A looter, Ant from Ant and Dec, and the man who cut the power to more than 60,000 homes and businesses in Lancaster all feature in a new play about the city’s infamous floods and resulting three day power outage.
‘Where were you when the lights went out?’ asks Blackout – a unique new play which opens at The Dukes this week.
It is inspired by real life stories from those caught up in the aftermath of Storm Desmond on December 5 2015.
When the lights when out at 10.45pm, Ian Ibbotson, 58, from The Vale, was at a disco at The George Hotel in Torrisholme.
He was just about to ask someone to dance.
Remembering that fateful night, he recalls his concern for an elderly neighbour, and walking home in the pitch black.
Ian plays a security guard for Morrisons supermarket in the play after being picked as one of its 40 “community cast” members.
He previously performed in another play about Storm Desmond called After The Floods, focusing on the effect it had on the city’s homeless.
He said it had been a “real confidence builder”.
Steve McGarry, another cast member, hadn’t acted since he played Prince Charming when he was 10-years-old.
In Blackout, Steve plays the area manager for Electricity North West, who made the decision to power down the district after the river Lune burst its banks and flooded the substation in Caton Road.
Steve, from Ulverston, is a member of the dementia support team for the Age UK charity based in Chapel Street, Lancaster, which was also submerged under water.
He said: “It’s through my work there and the partnership we have with The Dukes that I came to be in the play.
“I last acted when I was 10-years-old. I played Prince Charming!
“The play reflects pretty much what happened.
“I made the call to turn off the power to 60,000 customers across Lancaster.
“I can feel for this guy.
“I can feel his emotion and frustration, and his anxiety in so much as he’s been hit with this and decisions have to be made, and that was the final decision.
“You can imagine how he would have felt.

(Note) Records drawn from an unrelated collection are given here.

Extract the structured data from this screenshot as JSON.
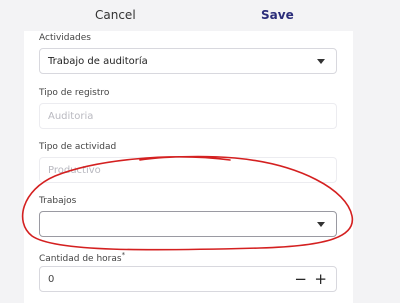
{
  "header": {
    "cancel_label": "Cancel",
    "save_label": "Save"
  },
  "form": {
    "actividades": {
      "label": "Actividades",
      "value": "Trabajo de auditoría"
    },
    "tipo_registro": {
      "label": "Tipo de registro",
      "placeholder": "Auditoria"
    },
    "tipo_actividad": {
      "label": "Tipo de actividad",
      "placeholder": "Productivo"
    },
    "trabajos": {
      "label": "Trabajos",
      "value": ""
    },
    "cantidad_horas": {
      "label": "Cantidad de horas",
      "required_mark": "*",
      "value": "0"
    }
  },
  "icons": {
    "dropdown": "chevron-down-icon",
    "minus": "minus-icon",
    "plus": "plus-icon"
  },
  "colors": {
    "accent": "#2b2d7a",
    "annotation": "#d42020"
  }
}
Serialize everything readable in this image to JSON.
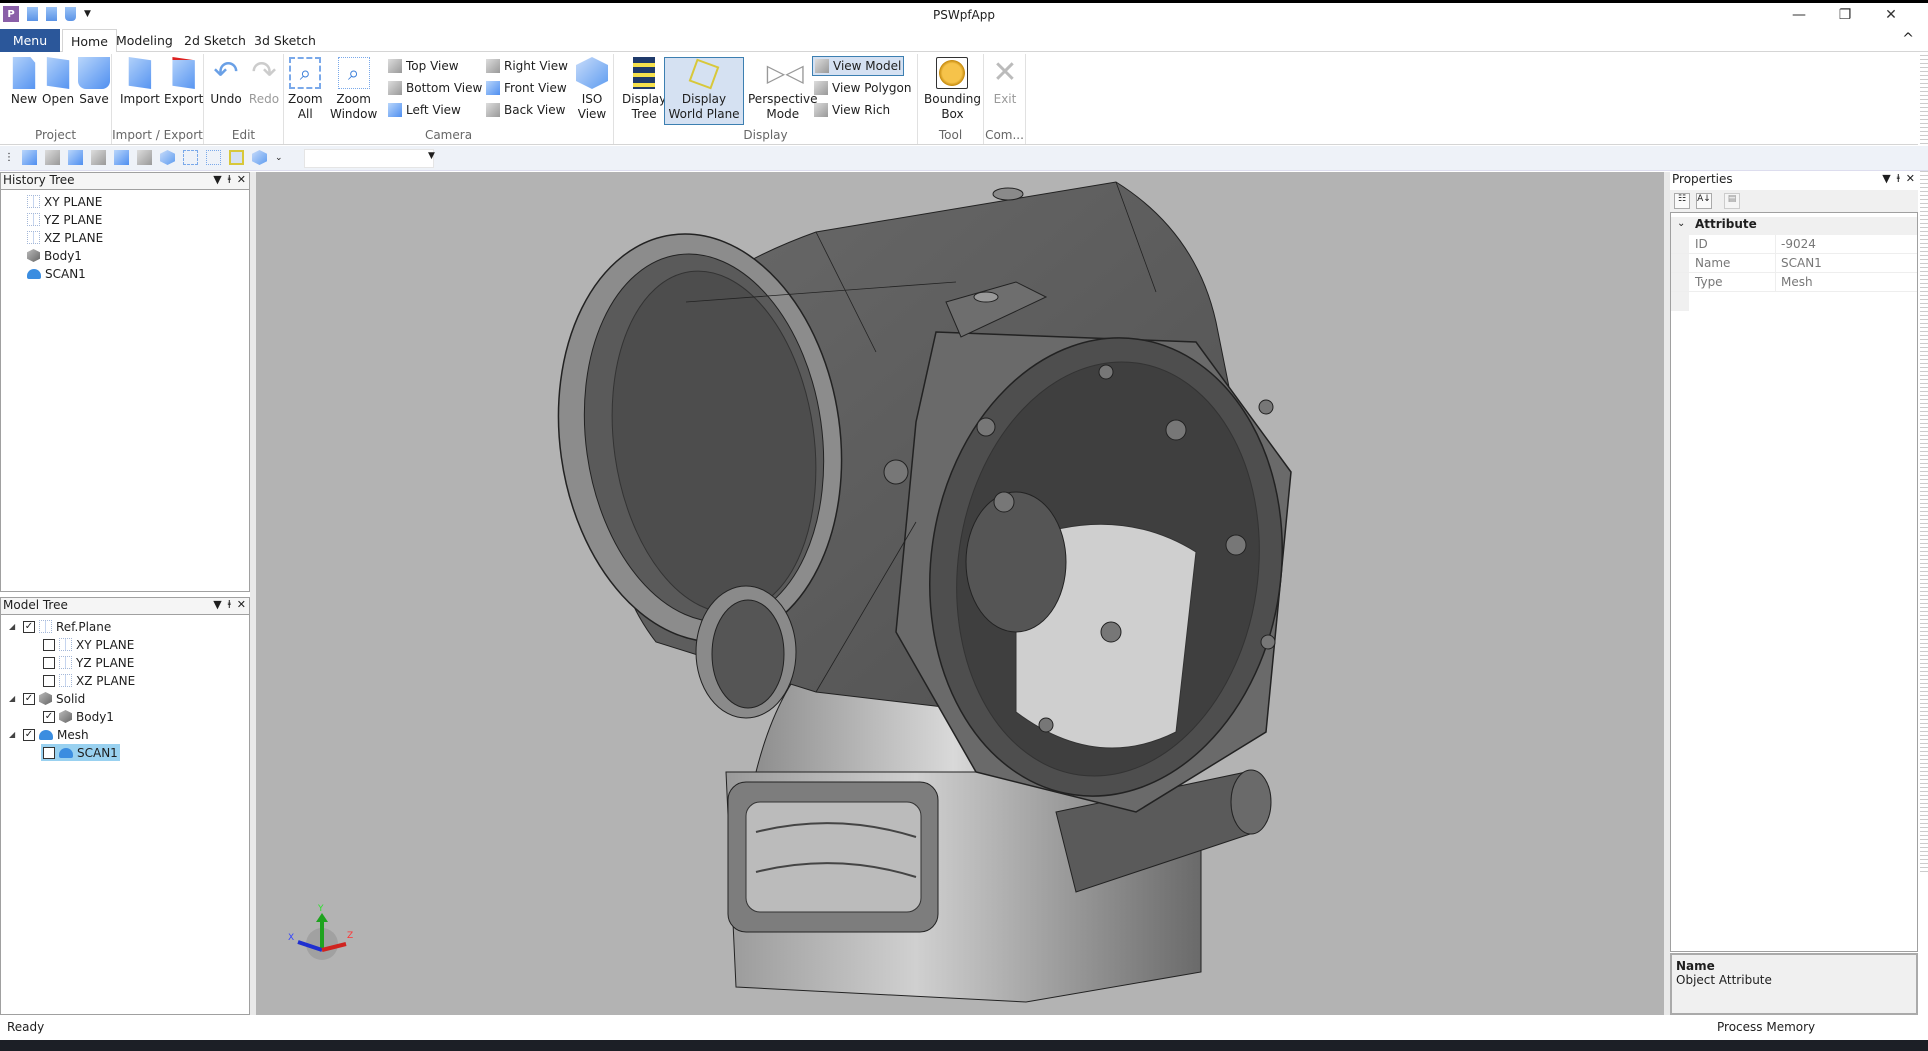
{
  "window": {
    "title": "PSWpfApp",
    "controls": {
      "minimize": "—",
      "restore": "❐",
      "close": "✕"
    },
    "quick_access": [
      "app-logo",
      "new-doc-icon",
      "open-doc-icon",
      "save-doc-icon",
      "customize-dropdown"
    ],
    "logo_text": "P"
  },
  "tabs": {
    "menu": "Menu",
    "items": [
      {
        "label": "Home",
        "active": true
      },
      {
        "label": "Modeling",
        "active": false
      },
      {
        "label": "2d Sketch",
        "active": false
      },
      {
        "label": "3d Sketch",
        "active": false
      }
    ],
    "collapse_icon": "^"
  },
  "ribbon": {
    "groups": {
      "project": {
        "label": "Project",
        "buttons": [
          "New",
          "Open",
          "Save"
        ]
      },
      "import_export": {
        "label": "Import / Export",
        "buttons": [
          "Import",
          "Export"
        ]
      },
      "edit": {
        "label": "Edit",
        "buttons": [
          "Undo",
          "Redo"
        ]
      },
      "camera": {
        "label": "Camera",
        "zoom_all": "Zoom\nAll",
        "zoom_all_1": "Zoom",
        "zoom_all_2": "All",
        "zoom_window_1": "Zoom",
        "zoom_window_2": "Window",
        "views": [
          "Top View",
          "Bottom View",
          "Left View",
          "Right View",
          "Front View",
          "Back View"
        ],
        "iso_1": "ISO",
        "iso_2": "View"
      },
      "display": {
        "label": "Display",
        "display_tree_1": "Display",
        "display_tree_2": "Tree",
        "world_plane_1": "Display",
        "world_plane_2": "World Plane",
        "perspective_1": "Perspective",
        "perspective_2": "Mode",
        "view_modes": [
          "View Model",
          "View Polygon",
          "View Rich"
        ],
        "selected_view_mode": "View Model"
      },
      "tool": {
        "label": "Tool",
        "bbox_1": "Bounding",
        "bbox_2": "Box"
      },
      "command": {
        "label": "Com...",
        "exit": "Exit"
      }
    }
  },
  "toolbar": {
    "icons": [
      "top-view-icon",
      "bottom-view-icon",
      "left-view-icon",
      "right-view-icon",
      "front-view-icon",
      "back-view-icon",
      "iso-view-icon",
      "zoom-all-icon",
      "zoom-window-icon",
      "world-plane-icon",
      "shading-icon"
    ],
    "combo_value": ""
  },
  "history_tree": {
    "title": "History Tree",
    "items": [
      {
        "label": "XY PLANE",
        "icon": "plane"
      },
      {
        "label": "YZ PLANE",
        "icon": "plane"
      },
      {
        "label": "XZ PLANE",
        "icon": "plane"
      },
      {
        "label": "Body1",
        "icon": "solid"
      },
      {
        "label": "SCAN1",
        "icon": "mesh"
      }
    ]
  },
  "model_tree": {
    "title": "Model Tree",
    "items": [
      {
        "label": "Ref.Plane",
        "level": 0,
        "checked": true,
        "expanded": true,
        "icon": "plane"
      },
      {
        "label": "XY PLANE",
        "level": 1,
        "checked": false,
        "icon": "plane"
      },
      {
        "label": "YZ PLANE",
        "level": 1,
        "checked": false,
        "icon": "plane"
      },
      {
        "label": "XZ PLANE",
        "level": 1,
        "checked": false,
        "icon": "plane"
      },
      {
        "label": "Solid",
        "level": 0,
        "checked": true,
        "expanded": true,
        "icon": "solid"
      },
      {
        "label": "Body1",
        "level": 1,
        "checked": true,
        "icon": "solid"
      },
      {
        "label": "Mesh",
        "level": 0,
        "checked": true,
        "expanded": true,
        "icon": "mesh"
      },
      {
        "label": "SCAN1",
        "level": 1,
        "checked": false,
        "icon": "mesh",
        "selected": true
      }
    ]
  },
  "viewport": {
    "axis_labels": {
      "x": "X",
      "y": "Y",
      "z": "Z"
    },
    "background": "#b3b3b3"
  },
  "properties": {
    "title": "Properties",
    "category": "Attribute",
    "rows": [
      {
        "key": "ID",
        "value": "-9024"
      },
      {
        "key": "Name",
        "value": "SCAN1"
      },
      {
        "key": "Type",
        "value": "Mesh"
      }
    ],
    "description_title": "Name",
    "description_text": "Object Attribute"
  },
  "status": {
    "left": "Ready",
    "right": "Process Memory"
  },
  "panel_controls": {
    "dropdown": "▼",
    "pin": "ⱡ",
    "close": "✕"
  },
  "colors": {
    "menu_tab": "#2b579a",
    "selection": "#d5e1f2",
    "selection_border": "#3c7fb1",
    "tree_selected": "#99d1f0"
  }
}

“It’s been amazing to meet so many people and gel with them.
“It’s been a wonderful opportunity.”
Maureen Cronin, from Bare, is “Mel’s mum” in the play.
Maureen is a member of Prime Time, an over 50s drama group at The Dukes, which does drama sketches and improv, and technique and skills working.
She said: “Mel’s mum is an abused woman, a victim of domestic violence, who gets rid of the abuser and her daughter Mel comes back home.
“I also play Ant out of Ant and Dec. It’s a tiny part, but it’s been great.”
Mimi Walder, who lives near Garstang, is also a member of Prime Time, and is in the play’s “ensemble”.
“Basically I walk about commenting as I go along,” she said.
“I comment on the rain. I’m also a looting woman who makes the most of the conditions to go into a shop and steal stuff.
“But she doesn’t care, even though it’s a baby shop.
“It’s been terrifying, I never realised how hard it is to perform in The Round, there’s nowhere to hide!”
Blackout, runs from October 13-November 3 at The Dukes.
It has been written following extensive interviews with residents, community organisations, emergency responders, sociologists and journalists who weathered the storm together.
At the storm’s peak, 1,742 cubic metres of water per second flowed down the River Lune – the highest flow of any river ever recorded in England.
The “water” has been created using thousands of marbles on a marble run, and the play explores ideas of fluidity and movement.
There are two community groups that will perform on alternative nights.
Awardwinning writer Sarah MacDonald-Hughes has focused the play’s attention on the real-life experiences of a Lancaster business owner who saw her shop devastated by flood water, a young woman from Morecambe who was forced to wander the streets during the blackout and a schoolboy who lost his most precious possession to Storm Desmond.
Professional actors Christine Mackie, who plays Dr Gaddas in Coronation Street, and Peter Rylands, will be supported by 40 community performers in keeping with the ethos of Blackout being created with, and performed by, local people.
Christine said: “I think Peter Rylands and I have both been really impressed by the enthusiasm, commitment and courage of the ensemble community cast. “They’ve brought great humour and heart to this script, and they’re really going for it!
“The young company are very impressive too and now, even though we have two teams, cast A and cast B, we’re one big gang!
“I can’t remember The Dukes ever undertaking a community play like this and I really urge readers of the Lancaster Guardian to support us.
“The reason I was so keen to be a part of Blackout is because the play is based on the experiences of people from Lancaster, Morecambe and surrounding villages and it’s being performed by local people. Come and see it - you’ll have a good night!”
Tickets are available from The Dukes online at www.dukes-lancaster.org.